** Listed records follows **
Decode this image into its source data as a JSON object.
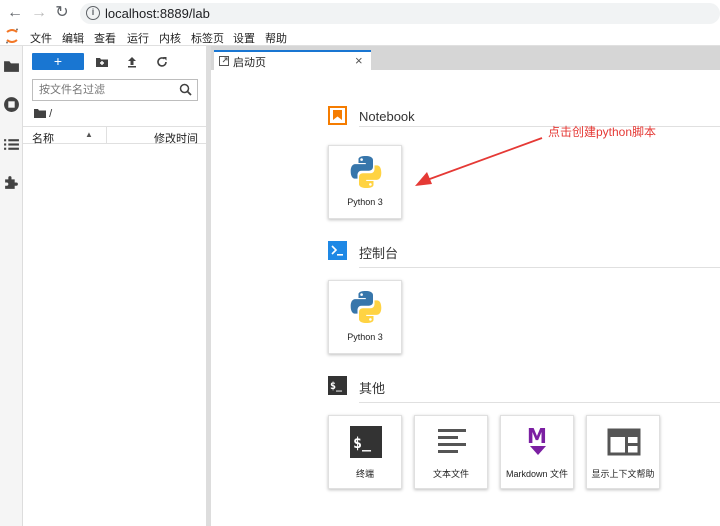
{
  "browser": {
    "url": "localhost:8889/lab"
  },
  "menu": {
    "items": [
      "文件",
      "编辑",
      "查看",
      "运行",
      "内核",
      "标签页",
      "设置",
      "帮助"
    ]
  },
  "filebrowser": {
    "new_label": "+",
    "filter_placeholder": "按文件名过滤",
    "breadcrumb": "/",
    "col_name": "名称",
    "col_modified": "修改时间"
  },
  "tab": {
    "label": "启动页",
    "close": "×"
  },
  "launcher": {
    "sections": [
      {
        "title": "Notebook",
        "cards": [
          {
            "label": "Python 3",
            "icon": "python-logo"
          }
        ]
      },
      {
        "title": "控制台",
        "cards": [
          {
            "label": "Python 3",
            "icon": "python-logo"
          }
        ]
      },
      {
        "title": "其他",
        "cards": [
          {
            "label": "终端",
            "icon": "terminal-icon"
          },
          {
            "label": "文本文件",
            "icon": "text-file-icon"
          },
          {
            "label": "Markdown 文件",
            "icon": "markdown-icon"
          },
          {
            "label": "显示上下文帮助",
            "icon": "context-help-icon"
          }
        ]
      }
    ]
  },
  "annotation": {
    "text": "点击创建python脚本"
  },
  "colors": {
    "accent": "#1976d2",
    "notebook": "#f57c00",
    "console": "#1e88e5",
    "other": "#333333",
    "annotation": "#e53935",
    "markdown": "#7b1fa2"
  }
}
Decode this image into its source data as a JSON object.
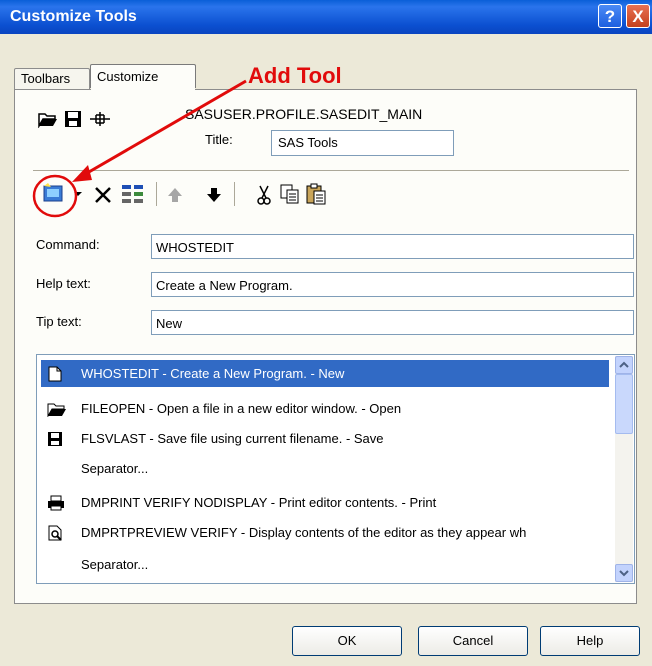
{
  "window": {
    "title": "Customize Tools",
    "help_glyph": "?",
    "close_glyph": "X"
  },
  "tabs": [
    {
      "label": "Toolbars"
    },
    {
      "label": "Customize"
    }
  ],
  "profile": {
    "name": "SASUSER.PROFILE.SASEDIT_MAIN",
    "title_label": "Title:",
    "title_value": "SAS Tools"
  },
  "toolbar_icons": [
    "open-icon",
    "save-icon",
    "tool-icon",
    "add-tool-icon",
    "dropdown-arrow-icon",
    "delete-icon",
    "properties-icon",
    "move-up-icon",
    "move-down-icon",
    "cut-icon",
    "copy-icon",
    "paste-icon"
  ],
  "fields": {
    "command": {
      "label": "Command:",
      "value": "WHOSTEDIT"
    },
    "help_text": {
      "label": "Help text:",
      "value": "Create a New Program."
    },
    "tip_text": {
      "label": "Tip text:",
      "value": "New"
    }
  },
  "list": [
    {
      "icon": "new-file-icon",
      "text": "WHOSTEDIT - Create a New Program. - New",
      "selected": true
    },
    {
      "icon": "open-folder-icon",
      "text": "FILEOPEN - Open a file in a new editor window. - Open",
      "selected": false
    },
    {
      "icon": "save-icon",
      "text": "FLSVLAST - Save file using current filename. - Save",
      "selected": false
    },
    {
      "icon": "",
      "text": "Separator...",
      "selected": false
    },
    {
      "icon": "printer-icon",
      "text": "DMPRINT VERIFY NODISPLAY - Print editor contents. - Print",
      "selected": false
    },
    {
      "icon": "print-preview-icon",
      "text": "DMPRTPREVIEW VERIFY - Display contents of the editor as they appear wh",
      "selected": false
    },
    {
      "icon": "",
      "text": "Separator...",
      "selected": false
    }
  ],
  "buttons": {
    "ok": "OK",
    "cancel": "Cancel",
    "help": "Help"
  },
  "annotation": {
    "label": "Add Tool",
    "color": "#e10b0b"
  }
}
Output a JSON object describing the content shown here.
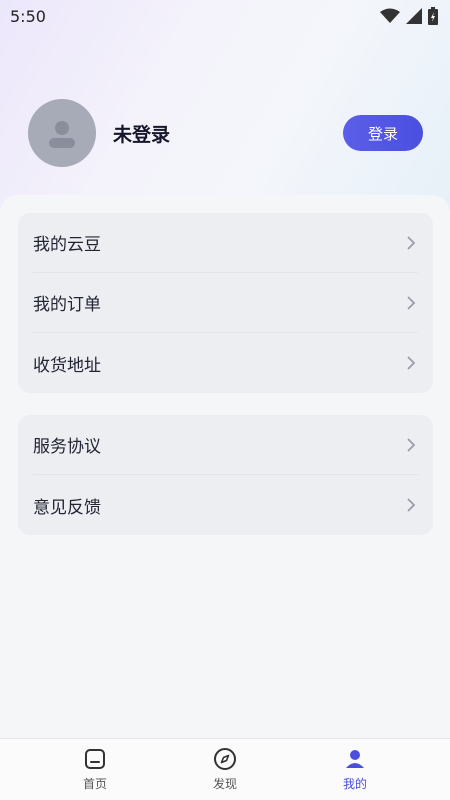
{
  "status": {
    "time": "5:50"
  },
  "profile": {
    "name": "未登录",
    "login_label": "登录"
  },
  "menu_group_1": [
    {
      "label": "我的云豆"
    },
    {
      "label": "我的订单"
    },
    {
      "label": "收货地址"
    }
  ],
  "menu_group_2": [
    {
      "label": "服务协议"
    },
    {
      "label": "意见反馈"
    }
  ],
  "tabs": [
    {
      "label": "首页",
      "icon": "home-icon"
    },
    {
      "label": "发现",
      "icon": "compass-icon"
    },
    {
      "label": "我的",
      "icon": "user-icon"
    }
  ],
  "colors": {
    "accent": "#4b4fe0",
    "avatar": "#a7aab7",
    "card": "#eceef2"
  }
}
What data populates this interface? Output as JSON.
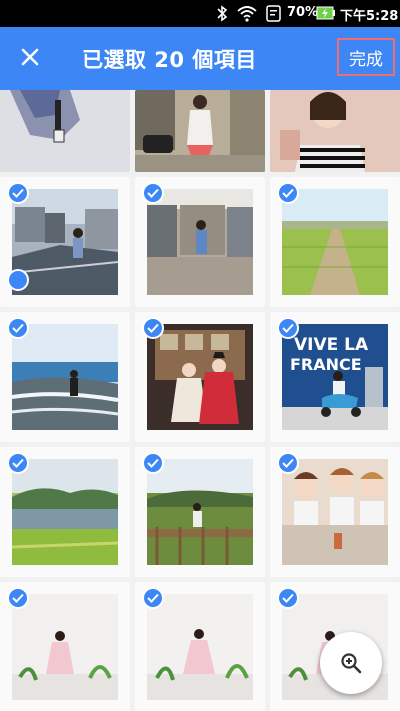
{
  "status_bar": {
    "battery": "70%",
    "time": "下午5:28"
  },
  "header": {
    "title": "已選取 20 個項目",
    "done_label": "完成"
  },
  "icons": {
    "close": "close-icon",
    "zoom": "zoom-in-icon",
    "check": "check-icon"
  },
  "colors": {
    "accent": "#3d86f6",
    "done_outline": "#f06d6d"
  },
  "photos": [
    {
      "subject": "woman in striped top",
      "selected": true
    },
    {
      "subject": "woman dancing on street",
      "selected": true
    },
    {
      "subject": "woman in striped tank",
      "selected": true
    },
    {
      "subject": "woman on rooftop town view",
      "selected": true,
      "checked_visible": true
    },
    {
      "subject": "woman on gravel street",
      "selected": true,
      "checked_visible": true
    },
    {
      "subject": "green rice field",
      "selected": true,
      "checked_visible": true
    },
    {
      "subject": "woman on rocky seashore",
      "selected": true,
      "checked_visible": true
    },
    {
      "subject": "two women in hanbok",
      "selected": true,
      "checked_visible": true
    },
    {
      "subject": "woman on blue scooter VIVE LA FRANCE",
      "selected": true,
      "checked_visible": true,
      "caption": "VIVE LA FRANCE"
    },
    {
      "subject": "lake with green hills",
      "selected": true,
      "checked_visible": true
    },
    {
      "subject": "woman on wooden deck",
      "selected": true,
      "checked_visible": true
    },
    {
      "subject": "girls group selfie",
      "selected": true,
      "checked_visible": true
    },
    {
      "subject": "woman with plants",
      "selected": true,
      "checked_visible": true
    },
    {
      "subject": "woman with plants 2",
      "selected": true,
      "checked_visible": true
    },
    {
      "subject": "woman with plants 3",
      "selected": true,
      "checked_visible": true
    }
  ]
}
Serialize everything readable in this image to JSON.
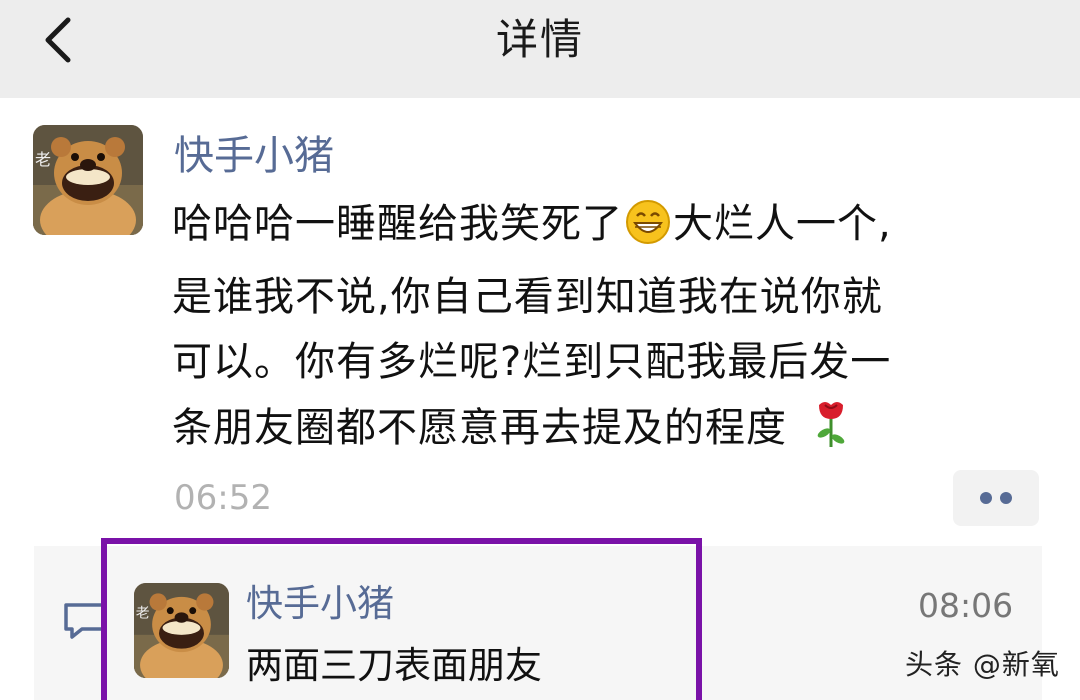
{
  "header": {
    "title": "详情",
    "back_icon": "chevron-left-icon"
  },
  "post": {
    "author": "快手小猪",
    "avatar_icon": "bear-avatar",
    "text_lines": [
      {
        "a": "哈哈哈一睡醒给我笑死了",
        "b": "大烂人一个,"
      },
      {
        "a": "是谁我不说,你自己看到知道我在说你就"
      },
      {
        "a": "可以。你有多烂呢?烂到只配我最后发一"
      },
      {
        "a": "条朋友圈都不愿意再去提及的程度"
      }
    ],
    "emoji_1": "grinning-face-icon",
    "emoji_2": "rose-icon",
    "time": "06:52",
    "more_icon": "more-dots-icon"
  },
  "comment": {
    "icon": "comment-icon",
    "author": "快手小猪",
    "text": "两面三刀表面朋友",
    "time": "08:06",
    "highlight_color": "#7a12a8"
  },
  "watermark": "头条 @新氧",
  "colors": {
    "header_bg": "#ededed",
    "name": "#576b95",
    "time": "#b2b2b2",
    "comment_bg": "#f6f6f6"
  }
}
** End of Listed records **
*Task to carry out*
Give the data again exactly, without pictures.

*Solved problem*
Decode this image into its source data as a JSON object.
{
  "browser": {
    "url": "localhost:8889/lab"
  },
  "menu": {
    "items": [
      "文件",
      "编辑",
      "查看",
      "运行",
      "内核",
      "标签页",
      "设置",
      "帮助"
    ]
  },
  "filebrowser": {
    "new_label": "+",
    "filter_placeholder": "按文件名过滤",
    "breadcrumb": "/",
    "col_name": "名称",
    "col_modified": "修改时间"
  },
  "tab": {
    "label": "启动页",
    "close": "×"
  },
  "launcher": {
    "sections": [
      {
        "title": "Notebook",
        "cards": [
          {
            "label": "Python 3",
            "icon": "python-logo"
          }
        ]
      },
      {
        "title": "控制台",
        "cards": [
          {
            "label": "Python 3",
            "icon": "python-logo"
          }
        ]
      },
      {
        "title": "其他",
        "cards": [
          {
            "label": "终端",
            "icon": "terminal-icon"
          },
          {
            "label": "文本文件",
            "icon": "text-file-icon"
          },
          {
            "label": "Markdown 文件",
            "icon": "markdown-icon"
          },
          {
            "label": "显示上下文帮助",
            "icon": "context-help-icon"
          }
        ]
      }
    ]
  },
  "annotation": {
    "text": "点击创建python脚本"
  },
  "colors": {
    "accent": "#1976d2",
    "notebook": "#f57c00",
    "console": "#1e88e5",
    "other": "#333333",
    "annotation": "#e53935",
    "markdown": "#7b1fa2"
  }
}
Decode this image into its source data as a JSON object.
{
  "window": {
    "title": "Customize Tools",
    "help_glyph": "?",
    "close_glyph": "X"
  },
  "tabs": [
    {
      "label": "Toolbars"
    },
    {
      "label": "Customize"
    }
  ],
  "profile": {
    "name": "SASUSER.PROFILE.SASEDIT_MAIN",
    "title_label": "Title:",
    "title_value": "SAS Tools"
  },
  "toolbar_icons": [
    "open-icon",
    "save-icon",
    "tool-icon",
    "add-tool-icon",
    "dropdown-arrow-icon",
    "delete-icon",
    "properties-icon",
    "move-up-icon",
    "move-down-icon",
    "cut-icon",
    "copy-icon",
    "paste-icon"
  ],
  "fields": {
    "command": {
      "label": "Command:",
      "value": "WHOSTEDIT"
    },
    "help_text": {
      "label": "Help text:",
      "value": "Create a New Program."
    },
    "tip_text": {
      "label": "Tip text:",
      "value": "New"
    }
  },
  "list": [
    {
      "icon": "new-file-icon",
      "text": "WHOSTEDIT - Create a New Program. - New",
      "selected": true
    },
    {
      "icon": "open-folder-icon",
      "text": "FILEOPEN - Open a file in a new editor window. - Open",
      "selected": false
    },
    {
      "icon": "save-icon",
      "text": "FLSVLAST - Save file using current filename. - Save",
      "selected": false
    },
    {
      "icon": "",
      "text": "Separator...",
      "selected": false
    },
    {
      "icon": "printer-icon",
      "text": "DMPRINT VERIFY NODISPLAY - Print editor contents. - Print",
      "selected": false
    },
    {
      "icon": "print-preview-icon",
      "text": "DMPRTPREVIEW VERIFY - Display contents of the editor as they appear wh",
      "selected": false
    },
    {
      "icon": "",
      "text": "Separator...",
      "selected": false
    }
  ],
  "buttons": {
    "ok": "OK",
    "cancel": "Cancel",
    "help": "Help"
  },
  "annotation": {
    "label": "Add Tool",
    "color": "#e10b0b"
  }
}
Output a JSON object describing the content shown here.
{
  "status": {
    "time": "5:50"
  },
  "profile": {
    "name": "未登录",
    "login_label": "登录"
  },
  "menu_group_1": [
    {
      "label": "我的云豆"
    },
    {
      "label": "我的订单"
    },
    {
      "label": "收货地址"
    }
  ],
  "menu_group_2": [
    {
      "label": "服务协议"
    },
    {
      "label": "意见反馈"
    }
  ],
  "tabs": [
    {
      "label": "首页",
      "icon": "home-icon"
    },
    {
      "label": "发现",
      "icon": "compass-icon"
    },
    {
      "label": "我的",
      "icon": "user-icon"
    }
  ],
  "colors": {
    "accent": "#4b4fe0",
    "avatar": "#a7aab7",
    "card": "#eceef2"
  }
}
What data populates this interface? Output as JSON.
{
  "status_bar": {
    "battery": "70%",
    "time": "下午5:28"
  },
  "header": {
    "title": "已選取 20 個項目",
    "done_label": "完成"
  },
  "icons": {
    "close": "close-icon",
    "zoom": "zoom-in-icon",
    "check": "check-icon"
  },
  "colors": {
    "accent": "#3d86f6",
    "done_outline": "#f06d6d"
  },
  "photos": [
    {
      "subject": "woman in striped top",
      "selected": true
    },
    {
      "subject": "woman dancing on street",
      "selected": true
    },
    {
      "subject": "woman in striped tank",
      "selected": true
    },
    {
      "subject": "woman on rooftop town view",
      "selected": true,
      "checked_visible": true
    },
    {
      "subject": "woman on gravel street",
      "selected": true,
      "checked_visible": true
    },
    {
      "subject": "green rice field",
      "selected": true,
      "checked_visible": true
    },
    {
      "subject": "woman on rocky seashore",
      "selected": true,
      "checked_visible": true
    },
    {
      "subject": "two women in hanbok",
      "selected": true,
      "checked_visible": true
    },
    {
      "subject": "woman on blue scooter VIVE LA FRANCE",
      "selected": true,
      "checked_visible": true,
      "caption": "VIVE LA FRANCE"
    },
    {
      "subject": "lake with green hills",
      "selected": true,
      "checked_visible": true
    },
    {
      "subject": "woman on wooden deck",
      "selected": true,
      "checked_visible": true
    },
    {
      "subject": "girls group selfie",
      "selected": true,
      "checked_visible": true
    },
    {
      "subject": "woman with plants",
      "selected": true,
      "checked_visible": true
    },
    {
      "subject": "woman with plants 2",
      "selected": true,
      "checked_visible": true
    },
    {
      "subject": "woman with plants 3",
      "selected": true,
      "checked_visible": true
    }
  ]
}
Serialize everything readable in this image to JSON.
{
  "header": {
    "title": "详情",
    "back_icon": "chevron-left-icon"
  },
  "post": {
    "author": "快手小猪",
    "avatar_icon": "bear-avatar",
    "text_lines": [
      {
        "a": "哈哈哈一睡醒给我笑死了",
        "b": "大烂人一个,"
      },
      {
        "a": "是谁我不说,你自己看到知道我在说你就"
      },
      {
        "a": "可以。你有多烂呢?烂到只配我最后发一"
      },
      {
        "a": "条朋友圈都不愿意再去提及的程度"
      }
    ],
    "emoji_1": "grinning-face-icon",
    "emoji_2": "rose-icon",
    "time": "06:52",
    "more_icon": "more-dots-icon"
  },
  "comment": {
    "icon": "comment-icon",
    "author": "快手小猪",
    "text": "两面三刀表面朋友",
    "time": "08:06",
    "highlight_color": "#7a12a8"
  },
  "watermark": "头条 @新氧",
  "colors": {
    "header_bg": "#ededed",
    "name": "#576b95",
    "time": "#b2b2b2",
    "comment_bg": "#f6f6f6"
  }
}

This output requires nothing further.